Entries taken from a collection
◇ ◇ ◇

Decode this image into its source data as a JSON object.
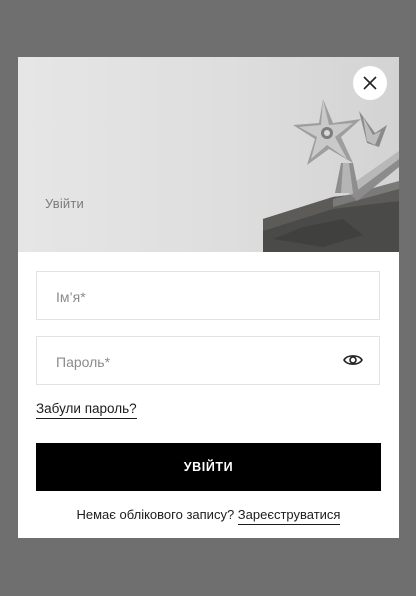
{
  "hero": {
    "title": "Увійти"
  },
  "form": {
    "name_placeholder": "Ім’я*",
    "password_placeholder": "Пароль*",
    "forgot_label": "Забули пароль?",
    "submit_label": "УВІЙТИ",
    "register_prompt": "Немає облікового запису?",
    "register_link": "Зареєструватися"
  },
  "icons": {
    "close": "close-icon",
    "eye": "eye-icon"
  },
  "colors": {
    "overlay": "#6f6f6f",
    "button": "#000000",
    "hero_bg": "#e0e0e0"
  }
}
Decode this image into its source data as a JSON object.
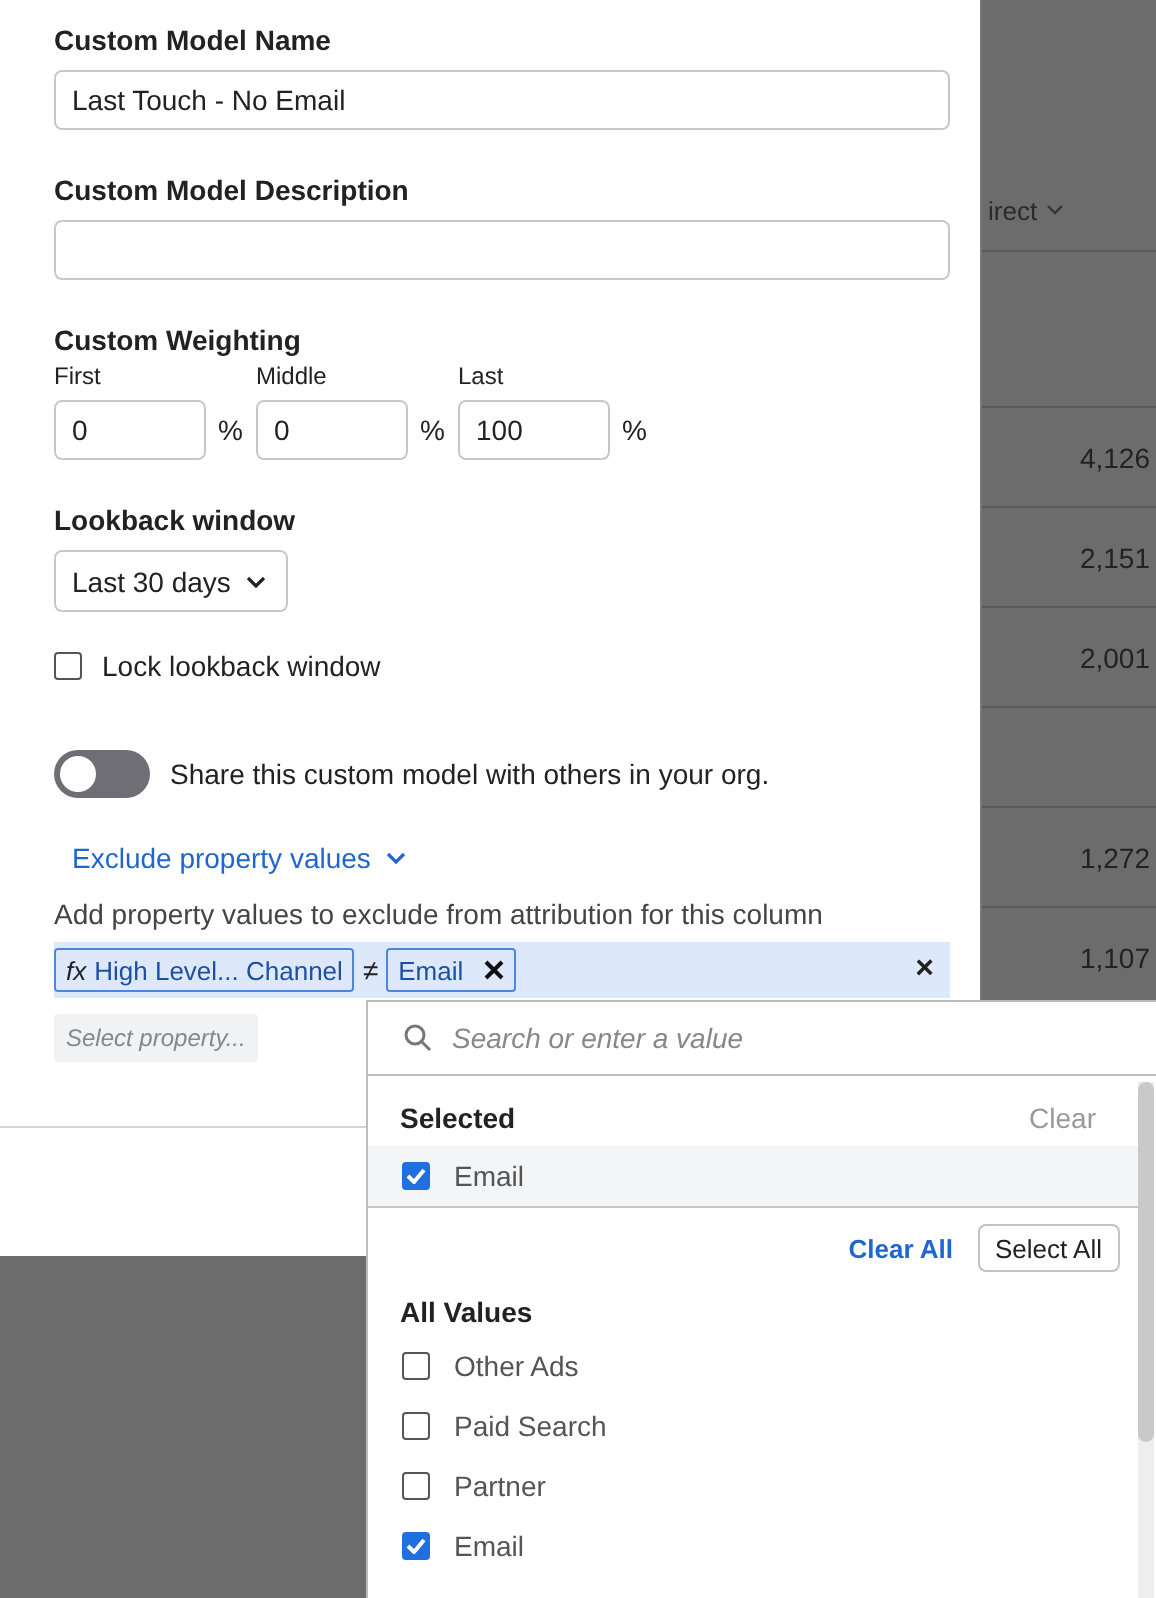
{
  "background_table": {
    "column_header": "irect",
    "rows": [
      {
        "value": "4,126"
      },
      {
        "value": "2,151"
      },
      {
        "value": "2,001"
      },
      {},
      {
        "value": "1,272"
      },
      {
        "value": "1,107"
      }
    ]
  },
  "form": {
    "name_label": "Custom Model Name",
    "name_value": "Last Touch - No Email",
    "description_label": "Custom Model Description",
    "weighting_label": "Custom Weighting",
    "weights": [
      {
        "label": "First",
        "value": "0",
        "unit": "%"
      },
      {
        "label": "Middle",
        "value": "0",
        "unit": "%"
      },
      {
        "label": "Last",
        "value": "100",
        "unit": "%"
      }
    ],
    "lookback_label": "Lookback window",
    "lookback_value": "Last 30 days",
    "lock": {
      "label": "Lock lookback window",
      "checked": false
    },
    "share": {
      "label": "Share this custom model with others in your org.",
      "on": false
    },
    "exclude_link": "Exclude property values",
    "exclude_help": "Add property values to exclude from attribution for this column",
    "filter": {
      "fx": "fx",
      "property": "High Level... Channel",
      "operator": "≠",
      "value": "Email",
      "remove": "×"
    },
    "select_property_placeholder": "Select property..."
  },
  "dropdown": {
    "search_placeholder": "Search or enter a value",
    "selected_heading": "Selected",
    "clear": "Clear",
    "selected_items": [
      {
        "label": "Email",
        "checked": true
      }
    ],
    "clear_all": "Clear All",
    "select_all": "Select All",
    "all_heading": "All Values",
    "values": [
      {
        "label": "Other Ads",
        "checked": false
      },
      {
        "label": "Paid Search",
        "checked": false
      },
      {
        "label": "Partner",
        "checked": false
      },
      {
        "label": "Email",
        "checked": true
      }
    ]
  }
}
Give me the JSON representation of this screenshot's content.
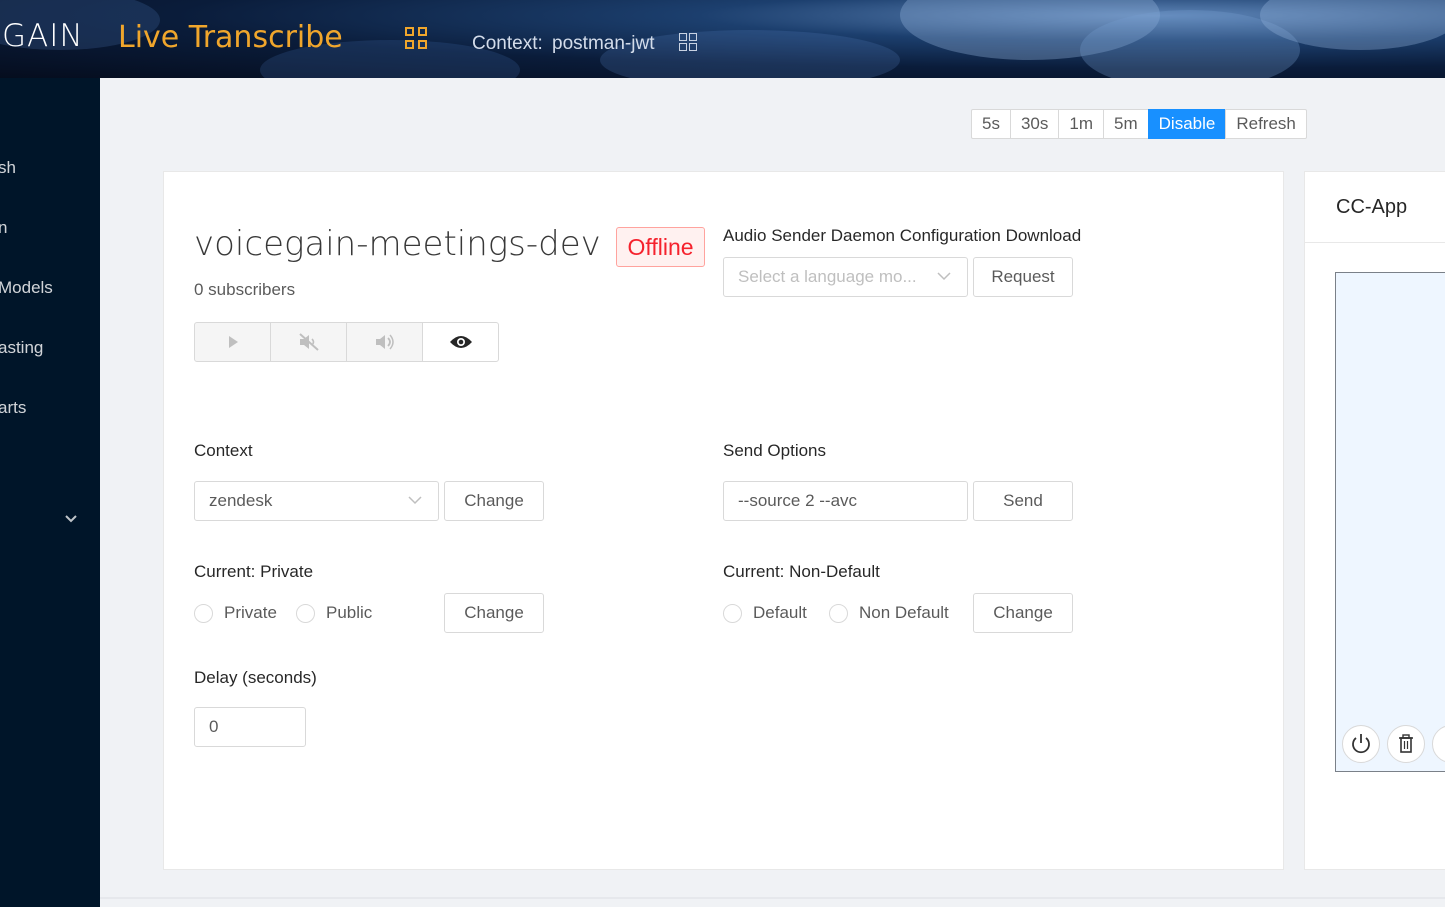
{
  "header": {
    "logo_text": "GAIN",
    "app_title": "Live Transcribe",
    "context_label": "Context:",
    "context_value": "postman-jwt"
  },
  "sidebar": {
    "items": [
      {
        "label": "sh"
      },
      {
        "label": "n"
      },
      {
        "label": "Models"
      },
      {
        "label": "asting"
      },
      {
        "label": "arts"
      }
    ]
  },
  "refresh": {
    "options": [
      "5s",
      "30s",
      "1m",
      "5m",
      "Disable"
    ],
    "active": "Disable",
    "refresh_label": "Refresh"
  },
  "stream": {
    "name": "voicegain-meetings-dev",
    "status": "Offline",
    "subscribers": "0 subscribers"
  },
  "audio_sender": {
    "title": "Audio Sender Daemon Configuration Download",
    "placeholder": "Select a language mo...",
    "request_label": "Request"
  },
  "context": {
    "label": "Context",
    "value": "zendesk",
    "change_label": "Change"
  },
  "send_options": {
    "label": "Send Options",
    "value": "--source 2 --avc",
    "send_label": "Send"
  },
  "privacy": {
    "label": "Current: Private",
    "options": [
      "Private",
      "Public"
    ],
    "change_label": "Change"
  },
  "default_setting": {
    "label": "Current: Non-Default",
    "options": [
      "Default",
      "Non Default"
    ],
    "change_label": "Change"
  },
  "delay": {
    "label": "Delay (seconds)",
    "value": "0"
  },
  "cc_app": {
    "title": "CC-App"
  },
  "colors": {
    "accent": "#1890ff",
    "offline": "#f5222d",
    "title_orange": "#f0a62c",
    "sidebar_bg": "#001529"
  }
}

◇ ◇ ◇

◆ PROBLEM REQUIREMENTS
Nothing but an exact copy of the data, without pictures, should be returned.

◆ OUTPUT OF THE EXERCISE
Decode this image into its source data as a JSON object.
{
  "hero": {
    "title": "Увійти"
  },
  "form": {
    "name_placeholder": "Ім’я*",
    "password_placeholder": "Пароль*",
    "forgot_label": "Забули пароль?",
    "submit_label": "УВІЙТИ",
    "register_prompt": "Немає облікового запису?",
    "register_link": "Зареєструватися"
  },
  "icons": {
    "close": "close-icon",
    "eye": "eye-icon"
  },
  "colors": {
    "overlay": "#6f6f6f",
    "button": "#000000",
    "hero_bg": "#e0e0e0"
  }
}
Decode this image into its source data as a JSON object.
{
  "background_table": {
    "column_header": "irect",
    "rows": [
      {
        "value": "4,126"
      },
      {
        "value": "2,151"
      },
      {
        "value": "2,001"
      },
      {},
      {
        "value": "1,272"
      },
      {
        "value": "1,107"
      }
    ]
  },
  "form": {
    "name_label": "Custom Model Name",
    "name_value": "Last Touch - No Email",
    "description_label": "Custom Model Description",
    "weighting_label": "Custom Weighting",
    "weights": [
      {
        "label": "First",
        "value": "0",
        "unit": "%"
      },
      {
        "label": "Middle",
        "value": "0",
        "unit": "%"
      },
      {
        "label": "Last",
        "value": "100",
        "unit": "%"
      }
    ],
    "lookback_label": "Lookback window",
    "lookback_value": "Last 30 days",
    "lock": {
      "label": "Lock lookback window",
      "checked": false
    },
    "share": {
      "label": "Share this custom model with others in your org.",
      "on": false
    },
    "exclude_link": "Exclude property values",
    "exclude_help": "Add property values to exclude from attribution for this column",
    "filter": {
      "fx": "fx",
      "property": "High Level... Channel",
      "operator": "≠",
      "value": "Email",
      "remove": "×"
    },
    "select_property_placeholder": "Select property..."
  },
  "dropdown": {
    "search_placeholder": "Search or enter a value",
    "selected_heading": "Selected",
    "clear": "Clear",
    "selected_items": [
      {
        "label": "Email",
        "checked": true
      }
    ],
    "clear_all": "Clear All",
    "select_all": "Select All",
    "all_heading": "All Values",
    "values": [
      {
        "label": "Other Ads",
        "checked": false
      },
      {
        "label": "Paid Search",
        "checked": false
      },
      {
        "label": "Partner",
        "checked": false
      },
      {
        "label": "Email",
        "checked": true
      }
    ]
  }
}
Give me the JSON representation of this screenshot's content.
{
  "header": {
    "logo_text": "GAIN",
    "app_title": "Live Transcribe",
    "context_label": "Context:",
    "context_value": "postman-jwt"
  },
  "sidebar": {
    "items": [
      {
        "label": "sh"
      },
      {
        "label": "n"
      },
      {
        "label": "Models"
      },
      {
        "label": "asting"
      },
      {
        "label": "arts"
      }
    ]
  },
  "refresh": {
    "options": [
      "5s",
      "30s",
      "1m",
      "5m",
      "Disable"
    ],
    "active": "Disable",
    "refresh_label": "Refresh"
  },
  "stream": {
    "name": "voicegain-meetings-dev",
    "status": "Offline",
    "subscribers": "0 subscribers"
  },
  "audio_sender": {
    "title": "Audio Sender Daemon Configuration Download",
    "placeholder": "Select a language mo...",
    "request_label": "Request"
  },
  "context": {
    "label": "Context",
    "value": "zendesk",
    "change_label": "Change"
  },
  "send_options": {
    "label": "Send Options",
    "value": "--source 2 --avc",
    "send_label": "Send"
  },
  "privacy": {
    "label": "Current: Private",
    "options": [
      "Private",
      "Public"
    ],
    "change_label": "Change"
  },
  "default_setting": {
    "label": "Current: Non-Default",
    "options": [
      "Default",
      "Non Default"
    ],
    "change_label": "Change"
  },
  "delay": {
    "label": "Delay (seconds)",
    "value": "0"
  },
  "cc_app": {
    "title": "CC-App"
  },
  "colors": {
    "accent": "#1890ff",
    "offline": "#f5222d",
    "title_orange": "#f0a62c",
    "sidebar_bg": "#001529"
  }
}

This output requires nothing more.